Thursday, 11 December 2008


Tynemouth (9 x 12 ins, oil on canvas) £190

Despite all that introspection and reflection and a visit from a replacement window salesman, I managed to get an hour in at the Club today.

And an hour was enough to finish this small painting. I lined up the houses across the bay and allowed a couple of other blokes to join their friend skulking in front of the bushes in the foreground. It's a sunny day, so I expect they're simply on their way to the beach.

Introspection & Reflection

Gateshead Millennium Bridge (Raised) - Private Collection

I'm sorry if things seem to be quiet on Boogie Street at the moment. I guess it's the time of year. I'm spending some time going over what I've achieved this year, what hasn't worked out the way I wanted it to, and examining the way the work has been going. Have I fallen into any bad habits, for instance? Should I be narrowing my field of investigation, or looking at new areas? That sort of thing.

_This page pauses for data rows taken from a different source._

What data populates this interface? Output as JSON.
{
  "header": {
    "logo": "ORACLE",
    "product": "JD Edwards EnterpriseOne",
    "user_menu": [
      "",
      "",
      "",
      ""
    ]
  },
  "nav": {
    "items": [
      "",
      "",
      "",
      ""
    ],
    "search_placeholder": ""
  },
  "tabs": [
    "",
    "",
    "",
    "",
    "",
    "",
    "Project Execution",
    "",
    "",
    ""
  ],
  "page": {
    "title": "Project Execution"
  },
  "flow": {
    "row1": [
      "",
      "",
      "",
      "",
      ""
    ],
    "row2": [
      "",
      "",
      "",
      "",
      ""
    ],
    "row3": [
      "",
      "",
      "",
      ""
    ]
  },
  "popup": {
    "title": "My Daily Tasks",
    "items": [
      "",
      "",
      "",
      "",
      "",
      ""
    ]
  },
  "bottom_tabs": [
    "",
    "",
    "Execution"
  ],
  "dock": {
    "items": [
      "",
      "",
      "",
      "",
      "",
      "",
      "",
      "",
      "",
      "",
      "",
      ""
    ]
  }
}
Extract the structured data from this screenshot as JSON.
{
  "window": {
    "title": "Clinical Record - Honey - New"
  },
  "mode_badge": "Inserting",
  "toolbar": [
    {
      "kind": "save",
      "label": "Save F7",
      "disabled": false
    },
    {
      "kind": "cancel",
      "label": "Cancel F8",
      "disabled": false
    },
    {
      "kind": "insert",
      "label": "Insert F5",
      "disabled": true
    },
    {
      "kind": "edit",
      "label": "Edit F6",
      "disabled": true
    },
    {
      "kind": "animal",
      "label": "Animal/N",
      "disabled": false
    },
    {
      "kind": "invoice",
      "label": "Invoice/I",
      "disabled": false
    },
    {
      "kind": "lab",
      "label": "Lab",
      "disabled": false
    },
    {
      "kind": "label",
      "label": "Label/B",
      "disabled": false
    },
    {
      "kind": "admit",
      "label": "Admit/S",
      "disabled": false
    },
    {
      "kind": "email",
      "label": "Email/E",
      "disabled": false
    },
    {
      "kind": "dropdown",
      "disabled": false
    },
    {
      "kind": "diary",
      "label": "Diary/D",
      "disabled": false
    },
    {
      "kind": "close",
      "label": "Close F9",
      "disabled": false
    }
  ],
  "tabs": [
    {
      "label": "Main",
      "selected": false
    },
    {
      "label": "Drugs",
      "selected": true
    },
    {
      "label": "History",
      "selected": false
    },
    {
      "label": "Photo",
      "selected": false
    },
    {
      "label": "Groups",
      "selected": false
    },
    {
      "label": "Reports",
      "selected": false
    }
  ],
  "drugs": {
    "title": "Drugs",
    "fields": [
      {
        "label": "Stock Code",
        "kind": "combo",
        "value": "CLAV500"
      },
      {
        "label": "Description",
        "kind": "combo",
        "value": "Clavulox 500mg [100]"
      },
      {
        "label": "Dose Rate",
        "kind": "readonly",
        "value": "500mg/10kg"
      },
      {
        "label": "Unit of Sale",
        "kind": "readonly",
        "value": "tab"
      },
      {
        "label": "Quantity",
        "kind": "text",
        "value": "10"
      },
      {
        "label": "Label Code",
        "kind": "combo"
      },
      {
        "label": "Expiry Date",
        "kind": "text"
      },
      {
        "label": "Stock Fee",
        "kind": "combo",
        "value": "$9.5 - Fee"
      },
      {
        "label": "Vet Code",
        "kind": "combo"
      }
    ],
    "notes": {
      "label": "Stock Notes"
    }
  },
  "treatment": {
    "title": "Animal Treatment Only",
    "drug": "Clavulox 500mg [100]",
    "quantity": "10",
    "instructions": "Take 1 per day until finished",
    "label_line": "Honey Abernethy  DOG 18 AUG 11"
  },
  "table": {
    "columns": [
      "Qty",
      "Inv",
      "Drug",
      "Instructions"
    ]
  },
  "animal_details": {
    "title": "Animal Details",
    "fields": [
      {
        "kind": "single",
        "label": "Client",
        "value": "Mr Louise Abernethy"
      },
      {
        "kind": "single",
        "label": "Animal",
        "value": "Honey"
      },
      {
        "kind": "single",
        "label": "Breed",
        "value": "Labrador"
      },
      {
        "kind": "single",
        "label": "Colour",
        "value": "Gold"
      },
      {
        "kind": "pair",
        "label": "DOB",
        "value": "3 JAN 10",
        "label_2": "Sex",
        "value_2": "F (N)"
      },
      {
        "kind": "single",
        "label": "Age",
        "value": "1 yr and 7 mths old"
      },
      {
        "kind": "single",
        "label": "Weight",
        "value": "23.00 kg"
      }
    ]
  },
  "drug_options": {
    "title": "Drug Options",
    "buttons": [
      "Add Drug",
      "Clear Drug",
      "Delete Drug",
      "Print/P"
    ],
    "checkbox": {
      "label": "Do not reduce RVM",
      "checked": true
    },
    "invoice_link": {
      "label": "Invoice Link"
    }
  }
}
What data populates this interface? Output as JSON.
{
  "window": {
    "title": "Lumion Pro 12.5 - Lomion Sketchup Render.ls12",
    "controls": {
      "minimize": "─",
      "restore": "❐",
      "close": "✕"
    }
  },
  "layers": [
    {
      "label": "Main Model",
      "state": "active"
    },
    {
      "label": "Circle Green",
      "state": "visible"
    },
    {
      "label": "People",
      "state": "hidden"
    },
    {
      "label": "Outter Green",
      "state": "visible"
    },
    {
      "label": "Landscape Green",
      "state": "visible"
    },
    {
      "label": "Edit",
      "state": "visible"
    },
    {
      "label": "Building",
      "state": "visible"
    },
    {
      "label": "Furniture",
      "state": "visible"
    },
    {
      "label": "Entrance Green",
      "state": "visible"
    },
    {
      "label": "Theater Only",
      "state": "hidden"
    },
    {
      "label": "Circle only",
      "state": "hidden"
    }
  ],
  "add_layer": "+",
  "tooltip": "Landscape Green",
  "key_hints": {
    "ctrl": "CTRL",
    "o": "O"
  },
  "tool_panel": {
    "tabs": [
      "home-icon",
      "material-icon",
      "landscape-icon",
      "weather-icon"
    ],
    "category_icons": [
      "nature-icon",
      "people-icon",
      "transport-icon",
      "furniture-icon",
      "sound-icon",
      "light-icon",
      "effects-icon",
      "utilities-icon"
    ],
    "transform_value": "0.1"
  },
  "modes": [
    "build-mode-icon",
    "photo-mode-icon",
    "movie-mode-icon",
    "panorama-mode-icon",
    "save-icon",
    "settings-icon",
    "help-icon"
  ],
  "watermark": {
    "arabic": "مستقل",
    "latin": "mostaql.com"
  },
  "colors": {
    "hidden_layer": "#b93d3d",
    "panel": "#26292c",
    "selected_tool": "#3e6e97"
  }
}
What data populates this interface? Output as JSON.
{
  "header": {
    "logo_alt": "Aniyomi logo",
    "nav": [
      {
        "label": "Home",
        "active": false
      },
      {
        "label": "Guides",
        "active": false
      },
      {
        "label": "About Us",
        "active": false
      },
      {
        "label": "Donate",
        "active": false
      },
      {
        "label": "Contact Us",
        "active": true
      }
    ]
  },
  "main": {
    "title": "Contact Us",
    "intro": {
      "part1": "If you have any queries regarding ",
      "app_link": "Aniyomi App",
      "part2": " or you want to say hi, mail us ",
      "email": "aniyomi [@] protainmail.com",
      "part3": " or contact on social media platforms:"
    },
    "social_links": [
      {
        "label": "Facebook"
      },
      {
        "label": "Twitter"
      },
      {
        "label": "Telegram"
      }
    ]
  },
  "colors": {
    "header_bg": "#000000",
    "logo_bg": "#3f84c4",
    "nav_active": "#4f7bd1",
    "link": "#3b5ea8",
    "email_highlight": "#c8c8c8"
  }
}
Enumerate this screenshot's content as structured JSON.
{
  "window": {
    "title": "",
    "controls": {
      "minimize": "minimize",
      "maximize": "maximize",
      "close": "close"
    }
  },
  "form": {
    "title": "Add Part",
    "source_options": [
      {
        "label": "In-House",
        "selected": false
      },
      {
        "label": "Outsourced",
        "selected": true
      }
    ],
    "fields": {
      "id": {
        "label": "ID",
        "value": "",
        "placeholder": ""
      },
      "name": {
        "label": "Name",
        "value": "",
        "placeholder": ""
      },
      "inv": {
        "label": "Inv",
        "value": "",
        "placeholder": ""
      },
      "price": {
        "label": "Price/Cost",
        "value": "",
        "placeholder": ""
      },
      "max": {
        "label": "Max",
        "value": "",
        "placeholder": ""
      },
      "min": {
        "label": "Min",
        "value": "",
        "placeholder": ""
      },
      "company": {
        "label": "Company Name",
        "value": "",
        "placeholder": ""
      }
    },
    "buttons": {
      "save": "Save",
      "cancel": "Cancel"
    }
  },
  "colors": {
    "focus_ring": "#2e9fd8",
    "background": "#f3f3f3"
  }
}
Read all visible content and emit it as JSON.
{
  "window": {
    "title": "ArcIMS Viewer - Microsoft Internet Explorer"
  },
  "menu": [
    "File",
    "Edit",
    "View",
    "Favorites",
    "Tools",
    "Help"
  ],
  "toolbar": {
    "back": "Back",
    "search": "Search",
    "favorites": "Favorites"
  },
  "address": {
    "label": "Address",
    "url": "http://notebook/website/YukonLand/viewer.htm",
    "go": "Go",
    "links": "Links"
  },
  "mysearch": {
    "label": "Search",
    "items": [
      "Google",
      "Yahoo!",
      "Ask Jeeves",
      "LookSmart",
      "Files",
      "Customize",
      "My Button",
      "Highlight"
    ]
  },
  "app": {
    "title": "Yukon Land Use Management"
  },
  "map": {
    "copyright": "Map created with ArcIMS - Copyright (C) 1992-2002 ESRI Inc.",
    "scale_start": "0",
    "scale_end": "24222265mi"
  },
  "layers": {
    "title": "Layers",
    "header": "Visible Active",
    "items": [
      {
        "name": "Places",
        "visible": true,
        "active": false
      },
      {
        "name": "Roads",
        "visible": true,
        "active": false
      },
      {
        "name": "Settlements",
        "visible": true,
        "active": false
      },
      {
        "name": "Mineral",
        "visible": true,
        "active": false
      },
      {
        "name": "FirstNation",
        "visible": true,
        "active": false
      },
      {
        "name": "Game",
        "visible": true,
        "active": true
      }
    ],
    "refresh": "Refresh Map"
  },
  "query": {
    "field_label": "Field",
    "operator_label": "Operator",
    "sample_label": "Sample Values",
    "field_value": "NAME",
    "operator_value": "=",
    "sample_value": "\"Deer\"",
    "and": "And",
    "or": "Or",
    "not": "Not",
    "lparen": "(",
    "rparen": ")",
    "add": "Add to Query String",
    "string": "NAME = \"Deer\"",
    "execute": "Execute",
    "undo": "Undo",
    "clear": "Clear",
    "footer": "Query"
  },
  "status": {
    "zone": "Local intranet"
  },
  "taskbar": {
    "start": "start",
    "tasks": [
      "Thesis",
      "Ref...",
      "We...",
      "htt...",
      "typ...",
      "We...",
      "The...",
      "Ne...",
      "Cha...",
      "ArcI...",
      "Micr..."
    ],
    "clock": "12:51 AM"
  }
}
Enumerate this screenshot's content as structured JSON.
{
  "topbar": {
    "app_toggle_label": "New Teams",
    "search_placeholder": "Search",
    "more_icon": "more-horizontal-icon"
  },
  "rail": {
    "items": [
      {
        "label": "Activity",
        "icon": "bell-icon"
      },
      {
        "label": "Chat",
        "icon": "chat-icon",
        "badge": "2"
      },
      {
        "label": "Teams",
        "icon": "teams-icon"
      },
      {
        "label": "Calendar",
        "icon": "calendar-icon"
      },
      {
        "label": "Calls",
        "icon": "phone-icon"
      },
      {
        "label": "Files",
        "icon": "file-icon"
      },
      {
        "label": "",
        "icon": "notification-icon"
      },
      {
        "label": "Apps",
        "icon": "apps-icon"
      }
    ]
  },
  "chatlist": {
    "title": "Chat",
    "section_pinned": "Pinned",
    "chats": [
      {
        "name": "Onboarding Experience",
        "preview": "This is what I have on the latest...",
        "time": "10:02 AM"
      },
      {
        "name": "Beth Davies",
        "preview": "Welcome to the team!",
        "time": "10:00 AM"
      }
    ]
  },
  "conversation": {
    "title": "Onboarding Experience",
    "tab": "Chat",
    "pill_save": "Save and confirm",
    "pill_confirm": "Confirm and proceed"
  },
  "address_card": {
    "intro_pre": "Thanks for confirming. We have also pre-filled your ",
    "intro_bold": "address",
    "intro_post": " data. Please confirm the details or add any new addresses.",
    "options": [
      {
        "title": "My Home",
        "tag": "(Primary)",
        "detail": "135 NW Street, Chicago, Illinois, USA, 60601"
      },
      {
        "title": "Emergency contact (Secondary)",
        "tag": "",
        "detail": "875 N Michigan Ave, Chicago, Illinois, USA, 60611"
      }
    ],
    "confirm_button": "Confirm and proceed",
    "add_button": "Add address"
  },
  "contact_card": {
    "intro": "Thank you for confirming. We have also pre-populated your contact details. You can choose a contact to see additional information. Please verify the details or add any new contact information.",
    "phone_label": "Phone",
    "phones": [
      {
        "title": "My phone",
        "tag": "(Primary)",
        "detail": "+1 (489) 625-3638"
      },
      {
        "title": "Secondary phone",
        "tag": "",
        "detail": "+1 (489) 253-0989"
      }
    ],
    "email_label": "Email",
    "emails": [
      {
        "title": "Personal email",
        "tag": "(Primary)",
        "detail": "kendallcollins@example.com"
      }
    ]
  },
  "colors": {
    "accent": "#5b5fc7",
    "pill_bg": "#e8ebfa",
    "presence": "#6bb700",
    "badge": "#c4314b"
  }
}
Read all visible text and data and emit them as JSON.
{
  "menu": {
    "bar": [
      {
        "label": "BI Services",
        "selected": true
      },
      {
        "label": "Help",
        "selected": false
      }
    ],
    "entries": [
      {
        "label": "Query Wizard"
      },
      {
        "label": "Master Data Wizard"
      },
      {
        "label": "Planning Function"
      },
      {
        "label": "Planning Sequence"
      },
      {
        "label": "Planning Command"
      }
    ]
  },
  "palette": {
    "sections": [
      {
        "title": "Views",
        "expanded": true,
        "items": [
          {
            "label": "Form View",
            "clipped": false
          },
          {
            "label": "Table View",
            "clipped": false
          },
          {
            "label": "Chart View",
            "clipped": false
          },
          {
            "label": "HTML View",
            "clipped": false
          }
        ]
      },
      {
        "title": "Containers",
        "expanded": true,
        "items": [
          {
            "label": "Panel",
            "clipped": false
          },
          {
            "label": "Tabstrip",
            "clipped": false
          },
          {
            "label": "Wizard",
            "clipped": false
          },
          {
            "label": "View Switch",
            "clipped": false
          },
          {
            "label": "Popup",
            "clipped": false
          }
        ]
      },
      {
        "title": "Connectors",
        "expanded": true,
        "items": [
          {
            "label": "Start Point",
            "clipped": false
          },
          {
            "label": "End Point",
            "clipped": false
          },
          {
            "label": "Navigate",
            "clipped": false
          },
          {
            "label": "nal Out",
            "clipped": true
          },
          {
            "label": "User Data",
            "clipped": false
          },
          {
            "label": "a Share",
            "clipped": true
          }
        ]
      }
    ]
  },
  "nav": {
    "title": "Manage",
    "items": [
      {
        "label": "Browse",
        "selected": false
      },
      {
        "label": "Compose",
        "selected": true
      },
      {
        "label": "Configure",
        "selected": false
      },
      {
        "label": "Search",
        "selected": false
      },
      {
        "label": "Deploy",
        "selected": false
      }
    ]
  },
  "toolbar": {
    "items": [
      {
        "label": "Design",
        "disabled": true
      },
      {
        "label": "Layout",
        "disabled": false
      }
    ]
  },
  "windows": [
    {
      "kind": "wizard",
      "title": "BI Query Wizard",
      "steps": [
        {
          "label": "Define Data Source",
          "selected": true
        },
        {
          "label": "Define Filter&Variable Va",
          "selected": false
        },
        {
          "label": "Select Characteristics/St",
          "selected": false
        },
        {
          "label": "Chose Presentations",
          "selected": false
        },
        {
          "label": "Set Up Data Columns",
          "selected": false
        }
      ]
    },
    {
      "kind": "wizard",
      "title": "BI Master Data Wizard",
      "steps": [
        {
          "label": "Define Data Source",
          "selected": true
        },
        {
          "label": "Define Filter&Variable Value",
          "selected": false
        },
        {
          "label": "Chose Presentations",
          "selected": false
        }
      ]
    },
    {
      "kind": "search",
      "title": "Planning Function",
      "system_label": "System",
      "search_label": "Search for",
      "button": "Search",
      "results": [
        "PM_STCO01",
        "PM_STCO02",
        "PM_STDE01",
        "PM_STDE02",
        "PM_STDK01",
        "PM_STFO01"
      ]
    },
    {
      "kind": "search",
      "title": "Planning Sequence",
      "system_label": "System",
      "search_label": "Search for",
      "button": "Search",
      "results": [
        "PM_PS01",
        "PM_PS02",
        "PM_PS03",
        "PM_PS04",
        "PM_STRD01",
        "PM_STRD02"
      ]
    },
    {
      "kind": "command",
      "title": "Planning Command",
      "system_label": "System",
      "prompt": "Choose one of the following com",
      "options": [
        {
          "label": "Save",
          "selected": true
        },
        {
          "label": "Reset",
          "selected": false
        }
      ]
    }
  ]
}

It's an important process but not one that lends itself easily to blog posts, so in the meantime, here's a painting I don't think I've posted before.

Monday, 8 December 2008

Old Drawings #23

Yucca (21 x 16.5 ins., charcoal and pastel on cartridge paper)

Following on from that agave, I thought this might be an appropriate time to post this drawing, done in 1996. The yucca is sitting in the window of my parents' flat on Allerdene Estate in Gateshead. Through the window can be seen a bit of the estate and part of the Silver Hills.

Friday, 5 December 2008

Exploring Mallorca: Agave 3

(Watercolour, Pilot disposable fountain pen, A5 sketchbook)

This weather really does get me down. No snow today, but some heavy rain and even heavier skies. All of which makes for a less than agreeable creative mood.

On hearing that the Club was likely to be deserted today, I gave it a miss again and worked on this sketchbook watercolour of another agave plant. Although it's rather dark, it brought memories of at least a bit of Mediterranean sunshine.


(Pen and ink, Photoshop, digital colour)

For one reason or another, I haven't participated in the recent Illustration Friday topics, but I thought I'd make a stab at this week's Similar.

Here I must acknowledge the primary source of a cartoon character created by my friend, the late Arthur (Atom) Thomson , whose work always inspired me to do better.

Thursday, 4 December 2008


Window View - Snow (Charcoal and pastel, 19.5 x 16.5 ins)

I didn't go to the Club today and this is why. When I got up there was a white-out. It gradually thawed as the day went on, but I suspect the Club studio would have been deserted. And pretty damn cold. This drawing will have to do for today.

Preview Night

I had a good day yesterday. I met my mate, The Frootbat, for coffee in town and we decided to go to see the current show at the Laing - a roomful of Stanley Spencers. It's always a delight to renew acquaintances with Spencer's work and this was no exception. A good selection representing his career, starting with some pen and ink drawings and his early self-portrait, through to the one he did late in life, by way of the Leg of Mutton nude (which presumably inspired the "Parental Guidance" notice on the door to the exhibition) and the quite mad St Francis and the Birds.

Renaissance and Post-Impressionist influences abound, but the blend of imagination and the real world filtered through the mind of a wonderful painter produced images that continue to work their magic in an age when idiots still insist that painting is dead.

After the exhibition and a couple of coffees in the Laing's cafe, I went on to the Private View at the Guildhall. Despite it being fiercely cold, there was a good turnout and I was gratified to see a good deal of attention directed towards my painting. Almost as good as a sale. Almost.

Tuesday, 2 December 2008

Farm in Langdale

Farm in Langdale (Oil on board, 16 x 16 ins.) S0LD

The Art Club's annual exhibition opens on Thursday, with the Preview tomorrow night. I wasn't sure what to put in, but this one which I worked on some time ago, fitted a frame. So this is my entry, after a little tweaking. The photograph is misleading, however, in that the blue shadow areas of the farm were made with Payne's grey and underpainting white, so are nowhere near as blue as they appear here.

If you're in the area, drop into the show at The Guildhall on Newcastle's Quayside. It runs until 28th December.